There may be too much whitespace and large fonts. Holmes was Futura 10 or 11pt, mostly tightly-packed paragraphs; maybe that's too small for quick reference sheets, but this goes too far the other way. The art's great, though. Like the main book, it has the tone of the original Holmes boxed set, but modern artists.

You could make a home-made Referee screen out of these pages, but you'd have to do some editing: Pages 16-17 are the combat charts, but Turn Undead is buried with the classes on page 7, and page 11 has the movement & getting lost charts.

★★★½☆: It's a buncha charts.

Coincidentally, I'd been thinking about and writing some notes for using Blueholme in a Discord or Skype chat game, so this comes at a good time.

Rules for the OSR (Old-School Renaissance)

Housekeeping note: I'm still too busy with programming on the new Perilar, and some other things, to get back to my tabletop and/or online chat games regularly, but I'll be moving all my RPG stuff over to this blog from Mark Rolls Dice, I'd like to have one site to maintain which I own.

So, start with basic principles. How do I run games.

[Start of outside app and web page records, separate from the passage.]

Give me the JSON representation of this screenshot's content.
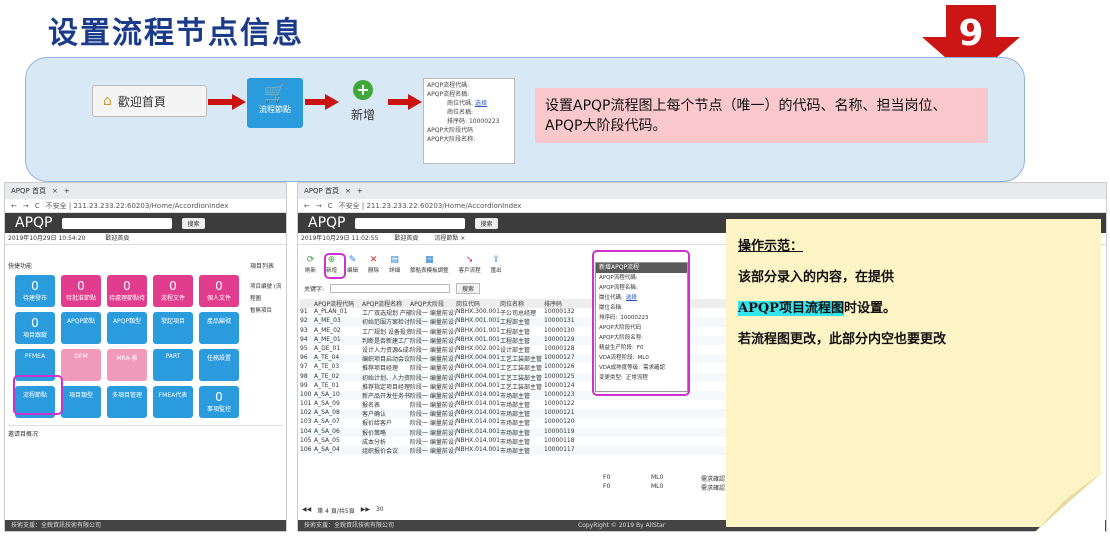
{
  "title": "设置流程节点信息",
  "step_number": "9",
  "top": {
    "welcome": "歡迎首頁",
    "flow_tile": "流程節點",
    "add": "新增",
    "form_labels": [
      "APQP流程代碼:",
      "APQP流程名稱:",
      "崗位代碼:",
      "崗位名稱:",
      "排序码:",
      "APQP大阶段代码",
      "APQP大阶段名称:"
    ],
    "form_link": "选择",
    "form_sort_value": "10000223",
    "description": "设置APQP流程图上每个节点（唯一）的代码、名称、担当岗位、APQP大阶段代码。"
  },
  "win1": {
    "tab": "APQP 首頁",
    "url": "不安全 | 211.23.233.22:60203/Home/AccordionIndex",
    "app": "APQP",
    "search_btn": "搜索",
    "datetime": "2019年10月29日 10:54:20",
    "home_tab": "歡迎首頁",
    "quick_label": "快捷功能",
    "list_label": "項目列表",
    "list_items": [
      "项目编號 (流程圖",
      "暫無項目"
    ],
    "overview": "邀请目概况",
    "tiles": [
      {
        "label": "待建發布",
        "num": "0",
        "color": "#2a9bdc"
      },
      {
        "label": "待批准節點",
        "num": "0",
        "color": "#e23c8e"
      },
      {
        "label": "待處理節點待",
        "num": "0",
        "color": "#e23c8e"
      },
      {
        "label": "流程文件",
        "num": "0",
        "color": "#e23c8e"
      },
      {
        "label": "個人文件",
        "num": "0",
        "color": "#e23c8e"
      },
      {
        "label": "項目跟蹤",
        "num": "0",
        "color": "#2a9bdc"
      },
      {
        "label": "APQP節點",
        "num": "",
        "color": "#2a9bdc"
      },
      {
        "label": "APQP類型",
        "num": "",
        "color": "#2a9bdc"
      },
      {
        "label": "發起項目",
        "num": "",
        "color": "#2a9bdc"
      },
      {
        "label": "產品編號",
        "num": "",
        "color": "#2a9bdc"
      },
      {
        "label": "PFMEA",
        "num": "",
        "color": "#2a9bdc"
      },
      {
        "label": "DFM",
        "num": "",
        "color": "#f29abb"
      },
      {
        "label": "MRA-表",
        "num": "",
        "color": "#f29abb"
      },
      {
        "label": "PART",
        "num": "",
        "color": "#2a9bdc"
      },
      {
        "label": "任務設置",
        "num": "",
        "color": "#2a9bdc"
      },
      {
        "label": "流程節點",
        "num": "",
        "color": "#2a9bdc"
      },
      {
        "label": "項目類型",
        "num": "",
        "color": "#2a9bdc"
      },
      {
        "label": "多項目管理",
        "num": "",
        "color": "#2a9bdc"
      },
      {
        "label": "FMEA代表",
        "num": "",
        "color": "#2a9bdc"
      },
      {
        "label": "事項監控",
        "num": "0",
        "color": "#2a9bdc"
      }
    ],
    "footer": "技術支援：全銳資訊技術有限公司"
  },
  "win2": {
    "tab": "APQP 首頁",
    "url": "不安全 | 211.23.233.22:60203/Home/AccordionIndex",
    "app": "APQP",
    "search_btn": "搜索",
    "datetime": "2019年10月29日 11:02:55",
    "home_tab": "歡迎首頁",
    "node_tab": "流程節點 ×",
    "toolbar": [
      "刷新",
      "新增",
      "编辑",
      "删除",
      "詳細",
      "節點表模板調整",
      "客戶流程",
      "匯出"
    ],
    "keyword_label": "关键字:",
    "headers": [
      "",
      "APQP流程代码",
      "APQP流程名称",
      "APQP大阶段",
      "岗位代码",
      "岗位名称",
      "排序码"
    ],
    "rows": [
      [
        "91",
        "A_PLAN_01",
        "工厂双选规划 产能",
        "阶段一 编量前设计",
        "NBHX.300.001",
        "子公司总经理",
        "10000132"
      ],
      [
        "92",
        "A_ME_03",
        "初始范围方案检讨",
        "阶段一 编量前设计",
        "NBHX.001.001",
        "工程部主管",
        "10000131"
      ],
      [
        "93",
        "A_ME_02",
        "工厂规划 设备投资",
        "阶段一 编量前设计",
        "NBHX.001.001",
        "工程部主管",
        "10000130"
      ],
      [
        "94",
        "A_ME_01",
        "判断是否新建工厂",
        "阶段一 编量前设计",
        "NBHX.001.001",
        "工程部主管",
        "10000129"
      ],
      [
        "95",
        "A_DE_01",
        "设计入力资源&成本",
        "阶段一 编量前设计",
        "NBHX.002.001",
        "设计部主管",
        "10000128"
      ],
      [
        "96",
        "A_TE_04",
        "编织项目启动会议",
        "阶段一 编量前设计",
        "NBHX.004.001",
        "工艺工装部主管",
        "10000127"
      ],
      [
        "97",
        "A_TE_03",
        "推荐项目经理",
        "阶段一 编量前设计",
        "NBHX.004.001",
        "工艺工装部主管",
        "10000126"
      ],
      [
        "98",
        "A_TE_02",
        "初始计划、人力资源",
        "阶段一 编量前设计",
        "NBHX.004.001",
        "工艺工装部主管",
        "10000125"
      ],
      [
        "99",
        "A_TE_01",
        "推荐指定项目经理",
        "阶段一 编量前设计",
        "NBHX.004.001",
        "工艺工装部主管",
        "10000124"
      ],
      [
        "100",
        "A_SA_10",
        "新产品开发任务书",
        "阶段一 编量前设计",
        "NBHX.014.001",
        "市场部主管",
        "10000123"
      ],
      [
        "101",
        "A_SA_09",
        "报名表",
        "阶段一 编量前设计",
        "NBHX.014.001",
        "市场部主管",
        "10000122"
      ],
      [
        "102",
        "A_SA_08",
        "客户确认",
        "阶段一 编量前设计",
        "NBHX.014.001",
        "市场部主管",
        "10000121"
      ],
      [
        "103",
        "A_SA_07",
        "报价给客户",
        "阶段一 编量前设计",
        "NBHX.014.001",
        "市场部主管",
        "10000120"
      ],
      [
        "104",
        "A_SA_06",
        "报价策略",
        "阶段一 编量前设计",
        "NBHX.014.001",
        "市场部主管",
        "10000119"
      ],
      [
        "105",
        "A_SA_05",
        "成本分析",
        "阶段一 编量前设计",
        "NBHX.014.001",
        "市场部主管",
        "10000118"
      ],
      [
        "106",
        "A_SA_04",
        "组织报价会议",
        "阶段一 编量前设计",
        "NBHX.014.001",
        "市场部主管",
        "10000117"
      ]
    ],
    "extra_cols": [
      [
        "F0",
        "ML0",
        "需求確認"
      ],
      [
        "F0",
        "ML0",
        "需求確認"
      ]
    ],
    "pager": "第 4 頁/共5頁",
    "pagesize": "30",
    "footer": "技術支援：全銳資訊技術有限公司",
    "copyright": "CopyRight © 2019 By AllStar",
    "form": {
      "title": "新增APQP流程",
      "labels": [
        "APQP流程代碼:",
        "APQP流程名稱:",
        "崗位代碼:",
        "崗位名稱:",
        "排序码:",
        "APQP大阶段代码",
        "APQP大阶段名称:",
        "精益生产阶段:",
        "VDA流程阶段:",
        "VDA成熟度等级:",
        "变更类型:"
      ],
      "link": "选择",
      "sort_value": "10000223",
      "lean": "F0",
      "vda_flow": "ML0",
      "vda_level": "需求確認",
      "change": "正常流程"
    }
  },
  "note": {
    "heading": "操作示范：",
    "line1": "该部分录入的内容，在提供",
    "highlight": "APQP项目流程图",
    "line2_rest": "时设置。",
    "line3": "若流程图更改，此部分内空也要更改"
  }
}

I'm a caveman from the '70s and '80s, so my Old-School is literally old and from school, as noted in Five Games. The Old-School Renaissance is my frozen caveman ass being thawed out to do it again.

There's a bunch of guides to how to do this, but they're kind of bullshit. Matt Finch's Quick Primer for Old-School Gaming is close to my view, and has gameplay dialogue examples which can be read in funny voices, but it goes on too long about irrelevant stuff. Principia Apocrypha and a bunch of other bloviating diatribes just go on forever, I started to nod off, make a little hand-puppet with my hand and flap its mouth up and down.

Here's my OSR principles:

  1. Let the dice fall where they may. ( Knights of the Dinner Table's Law )
  2. Be excellent to each other. ( Bill & Ted's Law, the inverse of Wheaton's Law )
  3. The Referee is always right, but the players can choose to stay or leave.
  4. Rules are just recordings of what we've previously done. We can change them at any time.

Like the Three Laws of Robotics, each principle is tempered by the ones previous: The Referee can override new rules. But, be excellent to each other. But, don't cheat and take away risk.